Avoid caffeine after noon Don’t go to sleep too hungry or too full Avoid within 2 hours of bedtime: Exercise Nicotine Alcohol Heavy Meals
Go to bed only when tired Do not use the bed/bedroom for anything but sleep and intimacy Keep the bedroom dark enough to facilitate sleep Keep the temperature in your bedroom comfortable Keep the bedroom quiet, or use white noise Do not read or watch television in bed
Avoid daytime napping Wake at the same time every morning If sleep is not obtained in 15-20 minutes, leave the bedroom. Only return to bed upon tiredness, repeating as necessary.
Retire at the same time every night. Wake at the same time every morning. Avoid daytime napping Using sleep diary, calculate the individual’s sleep efficacy and adjust time spent in bed to be within 85% and 90%.
Other Do’s and Don’ts Engage in stimulating activity just before bed, such as playing a competitive game, watching an exciting program on television or movie, or having an important discussion with a loved one. Don’t read or watch television in bed. Do not use electronic devices during the hour or two before sleep. Try chamomile, mint or sleepytime teas. Combine tryptophan and complex carbohydrates for a healthy evening snack.
More Do’s and Don’ts Don’t take another person's sleeping pills. Consult a doctor before using over-the-counter sleeping pills. Tolerance can develop rapidly with these medications. Diphenhydramine (an ingredient commonly found in over-the-counter sleep meds) can have serious side effects for elderly patients. Resist commanding yourself to go to sleep. This only makes your mind and body more alert and anxious.

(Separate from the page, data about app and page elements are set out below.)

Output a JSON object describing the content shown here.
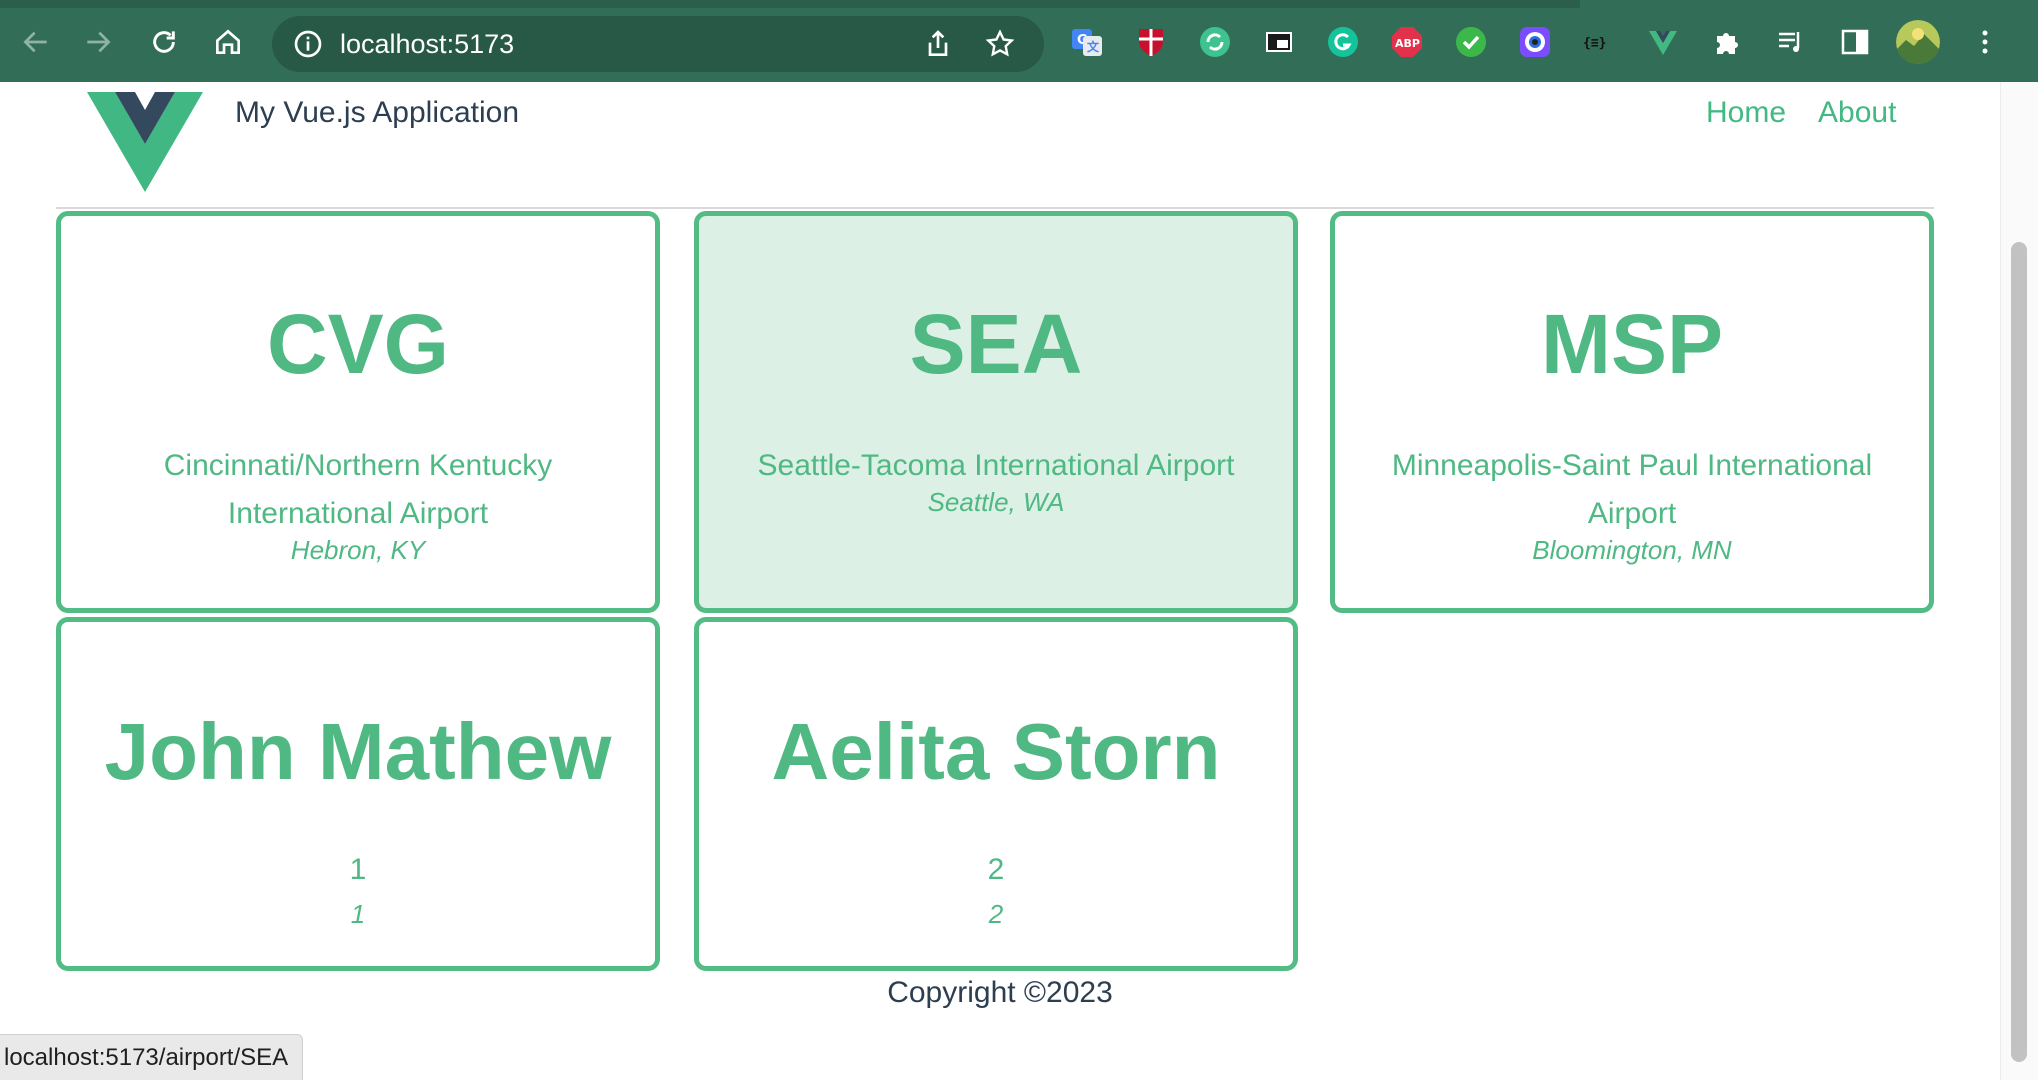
{
  "browser": {
    "url": "localhost:5173",
    "status_url": "localhost:5173/airport/SEA",
    "extensions": [
      "google-translate-icon",
      "shield-crest-icon",
      "sync-icon",
      "picture-in-picture-icon",
      "grammarly-icon",
      "adblock-plus-icon",
      "checkmark-icon",
      "color-picker-icon",
      "json-viewer-icon",
      "vue-devtools-icon",
      "puzzle-piece-icon",
      "media-playlist-icon",
      "side-panel-icon",
      "profile-avatar"
    ],
    "abp_label": "ABP",
    "json_label": "{≡}"
  },
  "header": {
    "title": "My Vue.js Application",
    "nav": [
      "Home",
      "About"
    ]
  },
  "airports": [
    {
      "code": "CVG",
      "name": "Cincinnati/Northern Kentucky International Airport",
      "location": "Hebron, KY"
    },
    {
      "code": "SEA",
      "name": "Seattle-Tacoma International Airport",
      "location": "Seattle, WA"
    },
    {
      "code": "MSP",
      "name": "Minneapolis-Saint Paul International Airport",
      "location": "Bloomington, MN"
    }
  ],
  "people": [
    {
      "name": "John Mathew",
      "id": "1",
      "id_italic": "1"
    },
    {
      "name": "Aelita Storn",
      "id": "2",
      "id_italic": "2"
    }
  ],
  "footer": {
    "copyright": "Copyright ©2023"
  },
  "colors": {
    "accent": "#42b883",
    "toolbar": "#326e57",
    "hover_card": "#dcf0e5",
    "text_dark": "#2c3e50"
  }
}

Get regular exercise each day, preferably in the morning. There is good evidence that regular exercise improves restful sleep. This includes stretching and aerobic exercise. Get regular exposure to outdoor or bright lights, especially in the late afternoon. Take medications as directed. It is helpful to take prescribed sleeping pills 1 hour before bedtime, so they are causing drowsiness when you lie down, or 10 hours before getting up, to avoid daytime drowsiness.